The first meeting of the reconstituted monetary policy committee (MPC) raised several important issues and enhanced the scope of policy debate. Economic conditions in India are perhaps more complicated at this stage than in other large economies. Inflation is running above the central bank’s tolerance band for several months and could remain elevated in the near term even as the economy is expected to contract by about 10 per cent in the current fiscal year. High inflation is not allowing the rate-setting committee to reduce interest rates further to support economic activity. It is in this context that the views of the MPC members become more critical.
Interestingly, as the minutes of the meeting released last week showed, newly appointed member Jayanth Varma expressed disagreement with the language of the policy resolution. He argued that the MPC could damage its credibility if it used words which did not reflect what it meant. It should be able to respond aggressively in the case of inflation shock. He further noted that formal guidance for six months in the policy resolution was suboptimal. A credible policy would compress the inflation risk premium and reduce the steepness of the yield curve. Higher longer-term rates not only affect investment in the economy, they also attract foreign funds in the debt market and push up the real effective exchange rate.

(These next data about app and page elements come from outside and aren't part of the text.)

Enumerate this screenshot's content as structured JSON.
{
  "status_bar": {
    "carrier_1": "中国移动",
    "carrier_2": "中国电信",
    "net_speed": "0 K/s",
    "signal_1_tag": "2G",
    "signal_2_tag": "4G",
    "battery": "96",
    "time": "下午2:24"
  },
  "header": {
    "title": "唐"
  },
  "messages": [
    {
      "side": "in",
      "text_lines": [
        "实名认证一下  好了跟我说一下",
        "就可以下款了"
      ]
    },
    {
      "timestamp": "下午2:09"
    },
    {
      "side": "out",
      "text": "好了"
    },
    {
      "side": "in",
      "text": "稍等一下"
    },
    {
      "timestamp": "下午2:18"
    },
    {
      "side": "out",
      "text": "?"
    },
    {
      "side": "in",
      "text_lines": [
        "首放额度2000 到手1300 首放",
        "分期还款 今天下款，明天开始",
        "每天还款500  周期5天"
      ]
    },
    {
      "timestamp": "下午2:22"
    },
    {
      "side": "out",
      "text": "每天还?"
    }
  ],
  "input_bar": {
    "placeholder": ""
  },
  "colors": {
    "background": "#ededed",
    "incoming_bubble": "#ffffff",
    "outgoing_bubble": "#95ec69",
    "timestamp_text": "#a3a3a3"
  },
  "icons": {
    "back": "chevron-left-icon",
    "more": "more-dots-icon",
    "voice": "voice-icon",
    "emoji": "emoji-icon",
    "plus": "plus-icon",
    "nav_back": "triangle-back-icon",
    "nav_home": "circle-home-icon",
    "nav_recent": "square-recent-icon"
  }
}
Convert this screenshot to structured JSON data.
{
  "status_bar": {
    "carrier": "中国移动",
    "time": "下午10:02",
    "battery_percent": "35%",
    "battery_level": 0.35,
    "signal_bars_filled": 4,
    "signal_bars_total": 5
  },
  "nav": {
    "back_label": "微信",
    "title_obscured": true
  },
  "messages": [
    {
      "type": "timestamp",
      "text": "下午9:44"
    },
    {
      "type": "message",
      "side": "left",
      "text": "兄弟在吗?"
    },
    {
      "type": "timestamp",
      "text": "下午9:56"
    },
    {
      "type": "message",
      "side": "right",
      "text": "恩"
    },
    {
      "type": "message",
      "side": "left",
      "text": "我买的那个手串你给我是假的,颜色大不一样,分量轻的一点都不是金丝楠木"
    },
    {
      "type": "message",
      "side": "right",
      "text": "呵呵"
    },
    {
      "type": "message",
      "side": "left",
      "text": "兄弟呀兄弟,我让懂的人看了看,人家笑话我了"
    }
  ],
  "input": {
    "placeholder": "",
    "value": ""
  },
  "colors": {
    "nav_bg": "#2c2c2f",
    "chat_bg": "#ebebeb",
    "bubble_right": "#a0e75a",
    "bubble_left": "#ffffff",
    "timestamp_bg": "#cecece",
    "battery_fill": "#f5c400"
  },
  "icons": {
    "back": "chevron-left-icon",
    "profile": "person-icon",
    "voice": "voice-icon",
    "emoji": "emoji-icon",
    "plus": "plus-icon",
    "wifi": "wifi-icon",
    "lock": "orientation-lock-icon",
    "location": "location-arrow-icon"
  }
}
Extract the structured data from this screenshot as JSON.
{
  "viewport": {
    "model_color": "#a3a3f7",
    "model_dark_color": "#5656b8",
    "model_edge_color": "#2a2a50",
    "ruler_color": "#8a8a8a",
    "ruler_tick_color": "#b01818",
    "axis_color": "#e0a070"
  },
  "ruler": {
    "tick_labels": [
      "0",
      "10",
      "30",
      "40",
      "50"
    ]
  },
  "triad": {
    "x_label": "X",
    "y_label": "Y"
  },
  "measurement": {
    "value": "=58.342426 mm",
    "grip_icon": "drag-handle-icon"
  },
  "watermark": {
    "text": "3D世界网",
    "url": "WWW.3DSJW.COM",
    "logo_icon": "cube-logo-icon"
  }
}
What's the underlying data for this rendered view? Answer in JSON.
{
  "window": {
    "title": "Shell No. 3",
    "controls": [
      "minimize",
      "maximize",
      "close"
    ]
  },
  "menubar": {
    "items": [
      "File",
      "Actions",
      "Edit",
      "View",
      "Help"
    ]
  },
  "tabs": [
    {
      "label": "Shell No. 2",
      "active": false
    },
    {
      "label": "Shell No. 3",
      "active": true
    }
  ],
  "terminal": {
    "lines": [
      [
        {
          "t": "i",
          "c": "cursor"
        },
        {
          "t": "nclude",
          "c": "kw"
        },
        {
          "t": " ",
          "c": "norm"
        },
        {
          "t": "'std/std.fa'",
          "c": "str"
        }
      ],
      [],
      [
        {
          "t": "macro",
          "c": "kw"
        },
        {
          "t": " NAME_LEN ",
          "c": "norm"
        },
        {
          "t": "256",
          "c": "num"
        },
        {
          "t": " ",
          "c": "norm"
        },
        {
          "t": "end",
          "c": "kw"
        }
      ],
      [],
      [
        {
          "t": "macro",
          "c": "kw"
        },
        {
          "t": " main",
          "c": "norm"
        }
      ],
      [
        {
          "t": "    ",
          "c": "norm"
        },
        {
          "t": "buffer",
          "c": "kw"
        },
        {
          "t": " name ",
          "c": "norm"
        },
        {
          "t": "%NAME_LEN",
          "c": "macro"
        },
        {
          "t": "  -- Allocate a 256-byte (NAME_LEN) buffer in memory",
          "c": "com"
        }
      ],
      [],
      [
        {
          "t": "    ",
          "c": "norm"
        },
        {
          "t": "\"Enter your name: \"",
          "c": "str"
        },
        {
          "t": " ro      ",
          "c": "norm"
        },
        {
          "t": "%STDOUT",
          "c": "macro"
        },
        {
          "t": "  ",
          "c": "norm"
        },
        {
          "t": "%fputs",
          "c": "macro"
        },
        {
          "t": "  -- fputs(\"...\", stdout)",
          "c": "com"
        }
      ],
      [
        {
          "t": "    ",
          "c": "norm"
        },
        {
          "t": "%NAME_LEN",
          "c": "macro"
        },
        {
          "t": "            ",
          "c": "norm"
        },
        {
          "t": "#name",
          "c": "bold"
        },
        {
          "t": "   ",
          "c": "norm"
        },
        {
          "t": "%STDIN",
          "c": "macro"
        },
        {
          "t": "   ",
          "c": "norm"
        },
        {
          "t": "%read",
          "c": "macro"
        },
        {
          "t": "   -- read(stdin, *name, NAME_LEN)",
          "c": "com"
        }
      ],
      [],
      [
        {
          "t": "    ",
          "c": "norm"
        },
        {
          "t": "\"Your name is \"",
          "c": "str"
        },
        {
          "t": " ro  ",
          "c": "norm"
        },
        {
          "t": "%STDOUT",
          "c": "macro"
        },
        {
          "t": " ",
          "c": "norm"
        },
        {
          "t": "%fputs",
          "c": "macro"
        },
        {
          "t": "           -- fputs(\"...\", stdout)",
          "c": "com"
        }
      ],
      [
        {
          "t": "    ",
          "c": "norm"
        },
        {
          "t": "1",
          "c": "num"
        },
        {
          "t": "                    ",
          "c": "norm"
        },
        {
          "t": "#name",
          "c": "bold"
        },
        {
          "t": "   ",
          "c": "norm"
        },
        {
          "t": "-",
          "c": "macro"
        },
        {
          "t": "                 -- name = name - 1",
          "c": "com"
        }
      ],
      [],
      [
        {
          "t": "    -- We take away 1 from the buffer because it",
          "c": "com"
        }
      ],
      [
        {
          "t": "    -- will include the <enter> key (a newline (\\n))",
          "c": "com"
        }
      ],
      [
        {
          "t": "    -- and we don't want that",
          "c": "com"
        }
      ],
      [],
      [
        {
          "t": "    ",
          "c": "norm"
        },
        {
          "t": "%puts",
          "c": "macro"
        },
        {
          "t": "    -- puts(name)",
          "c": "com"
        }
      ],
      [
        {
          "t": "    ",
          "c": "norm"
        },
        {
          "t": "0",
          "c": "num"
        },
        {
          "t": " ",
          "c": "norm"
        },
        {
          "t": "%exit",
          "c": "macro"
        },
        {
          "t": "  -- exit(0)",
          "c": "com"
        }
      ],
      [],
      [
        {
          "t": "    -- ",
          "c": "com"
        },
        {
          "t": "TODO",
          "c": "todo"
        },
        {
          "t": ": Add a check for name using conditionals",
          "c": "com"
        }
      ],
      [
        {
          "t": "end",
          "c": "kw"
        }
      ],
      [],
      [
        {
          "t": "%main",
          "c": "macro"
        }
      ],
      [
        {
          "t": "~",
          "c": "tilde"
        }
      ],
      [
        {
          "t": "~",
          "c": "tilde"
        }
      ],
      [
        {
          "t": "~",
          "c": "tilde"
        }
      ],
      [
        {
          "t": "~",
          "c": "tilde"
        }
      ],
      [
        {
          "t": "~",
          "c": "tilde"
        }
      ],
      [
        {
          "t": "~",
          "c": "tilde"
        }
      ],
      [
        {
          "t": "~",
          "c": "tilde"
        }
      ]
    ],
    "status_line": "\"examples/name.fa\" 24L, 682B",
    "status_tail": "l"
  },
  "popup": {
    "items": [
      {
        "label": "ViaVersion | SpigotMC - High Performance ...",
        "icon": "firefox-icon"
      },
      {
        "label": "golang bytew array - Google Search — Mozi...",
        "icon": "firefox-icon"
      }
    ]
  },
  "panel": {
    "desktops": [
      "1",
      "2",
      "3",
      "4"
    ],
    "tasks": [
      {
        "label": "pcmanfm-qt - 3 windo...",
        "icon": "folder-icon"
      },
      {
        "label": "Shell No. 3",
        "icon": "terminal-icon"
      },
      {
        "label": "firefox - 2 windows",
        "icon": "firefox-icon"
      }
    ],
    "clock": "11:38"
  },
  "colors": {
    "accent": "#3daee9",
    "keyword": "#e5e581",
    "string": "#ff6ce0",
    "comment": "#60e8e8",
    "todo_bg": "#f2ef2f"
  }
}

While the arguments made by Dr Varma need attention and should be debated, it is worth noting that longer-term yields are also affected by the quality of the fiscal policy. India runs one of the largest budget deficits among its peers, which is likely to increase significantly this year. Internal committee member Mridul Saggar touched upon this issue and underscored that the slope of the yield curve is not really a predictor of the expected inflation and growth because of higher government borrowing. Both — the financial markets and the central bank — need to factor in the possible consequences of fiscal expansion over the medium term. However, the immediate concern for the rate-setting committee is the nature and course of inflation. The MPC sees the current spike in inflation as transient and expects the rate to moderate as supply improves because of the opening up of the economy. The Reserve Bank of India (RBI) expects inflation to come down to 4.3 per cent in the first quarter of the next fiscal year.
However, there could be risks to the projected path. For instance, RBI Deputy Governor Michael Patra in his remarks noted that supply shocks from fuel and food prices accounted for 71 per cent of the inflation deviation in the first half of the current fiscal year. This was followed by unanchored inflation expectations. While the overall supply is easing, food prices, particularly rising vegetable prices, could be a worrying point. Further, the massive infusion of liquidity into the system and policy focus on supporting growth, which is not unjustified, could affect inflation expectations in the near to medium term. Thus, depending on how the inflation condition evolves in the coming months, the central bank would need to effectively communicate its policy position. Given the inflation outlook, a policy rate cut is unlikely in the near term. An extended decline in real interest rates could create significant distortions in the economy with longer-term implications.